Addressing the challenge of failed transactions in Nigeria’s payment systems necessitates a collaborative effort among industry stakeholders and the implementation of appropriate policies and regulations. An increased collaboration among the Central Bank, Telcos, the commercial banks and FinTech to expand internet connectivity and seamless electronic transfers across the country. A uniformity in banking applications across the industry could significantly reduce the occurrence of failed or delayed payments. However, it would require robust technology, stringent security measures, and seamless integration with various payment platforms and financial institutions.
Collaboration among stakeholders, including financial institutions, fintech companies, government entities, and regulatory bodies, plays a pivotal role in ensuring the success of innovative solutions. Ultimately, it comes down to policy, regulation, and collaboration. If parties are willing to collaborate, many of the frictions currently experienced in the Nigeria financial service sector can be mitigated.
To combat fraud, it is imperative for the government, private sector organizations, and international partners to engage in strong and cohesive collaboration. Sharing intelligence and pooling resources will significantly contribute to the fight against cybercrime.
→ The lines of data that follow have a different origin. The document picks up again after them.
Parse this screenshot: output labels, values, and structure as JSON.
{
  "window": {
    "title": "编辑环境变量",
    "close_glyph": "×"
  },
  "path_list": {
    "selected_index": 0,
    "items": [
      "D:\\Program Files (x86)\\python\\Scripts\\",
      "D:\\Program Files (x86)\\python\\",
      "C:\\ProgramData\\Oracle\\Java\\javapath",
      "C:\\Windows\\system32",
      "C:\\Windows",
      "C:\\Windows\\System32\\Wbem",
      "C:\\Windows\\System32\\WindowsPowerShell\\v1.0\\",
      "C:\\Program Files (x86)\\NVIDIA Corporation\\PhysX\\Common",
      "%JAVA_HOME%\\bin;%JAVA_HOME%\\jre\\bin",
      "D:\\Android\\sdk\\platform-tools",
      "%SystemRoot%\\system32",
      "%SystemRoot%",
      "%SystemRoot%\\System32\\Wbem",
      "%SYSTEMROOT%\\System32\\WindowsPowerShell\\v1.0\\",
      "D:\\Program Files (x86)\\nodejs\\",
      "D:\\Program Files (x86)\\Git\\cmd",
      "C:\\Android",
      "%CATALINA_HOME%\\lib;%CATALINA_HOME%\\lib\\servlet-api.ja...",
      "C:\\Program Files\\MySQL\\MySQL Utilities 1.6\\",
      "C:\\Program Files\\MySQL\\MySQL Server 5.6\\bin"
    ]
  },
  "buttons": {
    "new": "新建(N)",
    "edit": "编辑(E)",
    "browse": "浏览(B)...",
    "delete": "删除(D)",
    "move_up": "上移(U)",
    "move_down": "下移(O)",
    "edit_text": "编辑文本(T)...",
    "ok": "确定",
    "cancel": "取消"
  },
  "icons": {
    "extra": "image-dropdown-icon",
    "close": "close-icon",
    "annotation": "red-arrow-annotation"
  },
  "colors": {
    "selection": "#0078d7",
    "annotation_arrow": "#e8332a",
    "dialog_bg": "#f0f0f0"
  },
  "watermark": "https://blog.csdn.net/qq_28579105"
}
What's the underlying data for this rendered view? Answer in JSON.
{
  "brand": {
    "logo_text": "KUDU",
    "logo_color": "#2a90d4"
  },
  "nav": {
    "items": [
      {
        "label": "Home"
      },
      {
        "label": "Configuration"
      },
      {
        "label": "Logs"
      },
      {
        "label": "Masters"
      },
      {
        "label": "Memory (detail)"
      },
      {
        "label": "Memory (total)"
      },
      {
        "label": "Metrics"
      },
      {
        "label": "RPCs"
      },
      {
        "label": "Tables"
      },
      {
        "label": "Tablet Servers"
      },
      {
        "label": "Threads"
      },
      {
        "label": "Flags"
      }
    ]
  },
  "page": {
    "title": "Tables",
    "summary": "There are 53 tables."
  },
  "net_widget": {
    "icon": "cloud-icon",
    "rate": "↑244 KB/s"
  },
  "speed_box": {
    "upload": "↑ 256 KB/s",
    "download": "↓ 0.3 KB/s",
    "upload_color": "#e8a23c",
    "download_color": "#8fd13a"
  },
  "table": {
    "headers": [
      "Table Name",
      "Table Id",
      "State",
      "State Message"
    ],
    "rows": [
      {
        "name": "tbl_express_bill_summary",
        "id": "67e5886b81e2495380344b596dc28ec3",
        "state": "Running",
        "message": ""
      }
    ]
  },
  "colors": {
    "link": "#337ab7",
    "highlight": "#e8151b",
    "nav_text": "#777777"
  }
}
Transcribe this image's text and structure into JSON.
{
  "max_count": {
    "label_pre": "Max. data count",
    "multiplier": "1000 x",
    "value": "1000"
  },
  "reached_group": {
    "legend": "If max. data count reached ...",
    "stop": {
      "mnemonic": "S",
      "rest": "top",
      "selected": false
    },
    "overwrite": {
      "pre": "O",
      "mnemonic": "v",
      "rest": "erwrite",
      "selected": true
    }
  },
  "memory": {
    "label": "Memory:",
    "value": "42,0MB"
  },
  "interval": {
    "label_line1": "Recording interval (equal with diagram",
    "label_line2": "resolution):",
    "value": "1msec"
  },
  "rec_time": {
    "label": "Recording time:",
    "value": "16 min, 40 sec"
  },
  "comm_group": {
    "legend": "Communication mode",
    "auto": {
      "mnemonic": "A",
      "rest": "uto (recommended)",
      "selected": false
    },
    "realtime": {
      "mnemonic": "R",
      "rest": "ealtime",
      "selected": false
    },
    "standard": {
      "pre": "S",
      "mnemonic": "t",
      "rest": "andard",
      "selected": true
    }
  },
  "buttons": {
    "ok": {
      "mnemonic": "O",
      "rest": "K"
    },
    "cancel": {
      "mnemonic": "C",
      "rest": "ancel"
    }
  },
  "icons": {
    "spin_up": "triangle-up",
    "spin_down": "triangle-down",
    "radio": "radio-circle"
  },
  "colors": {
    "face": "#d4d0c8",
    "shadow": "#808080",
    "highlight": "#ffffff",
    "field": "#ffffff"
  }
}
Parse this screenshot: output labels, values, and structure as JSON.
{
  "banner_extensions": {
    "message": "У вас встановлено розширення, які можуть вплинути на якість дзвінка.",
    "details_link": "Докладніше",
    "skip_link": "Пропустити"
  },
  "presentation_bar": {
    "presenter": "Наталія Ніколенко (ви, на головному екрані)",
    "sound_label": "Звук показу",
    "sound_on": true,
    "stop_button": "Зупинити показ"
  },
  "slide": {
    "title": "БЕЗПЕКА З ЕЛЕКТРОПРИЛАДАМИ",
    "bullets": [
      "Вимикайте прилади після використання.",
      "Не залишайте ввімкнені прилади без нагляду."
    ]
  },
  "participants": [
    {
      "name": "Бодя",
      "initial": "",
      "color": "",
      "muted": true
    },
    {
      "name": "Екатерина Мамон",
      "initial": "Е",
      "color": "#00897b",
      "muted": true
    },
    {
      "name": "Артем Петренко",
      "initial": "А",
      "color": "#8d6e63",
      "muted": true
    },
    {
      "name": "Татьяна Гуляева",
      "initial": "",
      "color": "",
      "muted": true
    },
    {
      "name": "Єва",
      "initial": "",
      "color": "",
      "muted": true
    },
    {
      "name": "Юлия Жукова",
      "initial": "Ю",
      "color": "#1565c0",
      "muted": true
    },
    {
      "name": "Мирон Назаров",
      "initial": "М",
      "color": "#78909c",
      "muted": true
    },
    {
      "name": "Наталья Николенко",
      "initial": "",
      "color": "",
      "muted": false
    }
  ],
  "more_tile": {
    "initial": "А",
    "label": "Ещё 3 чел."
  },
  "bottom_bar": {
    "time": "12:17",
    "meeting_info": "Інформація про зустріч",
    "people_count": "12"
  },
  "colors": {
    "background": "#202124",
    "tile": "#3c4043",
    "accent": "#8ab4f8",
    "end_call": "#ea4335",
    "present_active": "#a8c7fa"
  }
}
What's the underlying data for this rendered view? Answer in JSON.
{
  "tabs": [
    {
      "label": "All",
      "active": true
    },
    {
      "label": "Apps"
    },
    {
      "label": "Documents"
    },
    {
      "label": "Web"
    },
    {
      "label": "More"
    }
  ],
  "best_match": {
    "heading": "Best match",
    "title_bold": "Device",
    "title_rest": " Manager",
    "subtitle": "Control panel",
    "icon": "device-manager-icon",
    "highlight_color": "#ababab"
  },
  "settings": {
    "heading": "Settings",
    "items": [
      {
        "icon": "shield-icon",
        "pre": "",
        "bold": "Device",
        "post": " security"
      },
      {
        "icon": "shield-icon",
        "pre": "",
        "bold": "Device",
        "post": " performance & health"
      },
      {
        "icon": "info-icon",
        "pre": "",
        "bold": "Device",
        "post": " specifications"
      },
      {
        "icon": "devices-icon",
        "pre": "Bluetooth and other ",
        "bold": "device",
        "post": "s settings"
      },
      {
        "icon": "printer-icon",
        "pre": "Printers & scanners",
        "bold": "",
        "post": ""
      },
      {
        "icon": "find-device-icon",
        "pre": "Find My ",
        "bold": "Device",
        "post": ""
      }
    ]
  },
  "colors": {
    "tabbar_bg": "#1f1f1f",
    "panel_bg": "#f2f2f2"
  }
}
Furthermore, this collaboration can extend to investments in cybersecurity infrastructure, including cybersecurity training facilities, incident response centers, and cybersecurity research and development centers.
Ultimately, our aspiration extends beyond achieving a cashless Nigeria; it aims to establish an inclusive digital financial ecosystem that seamlessly aligns with the needs of the Nigerian populace.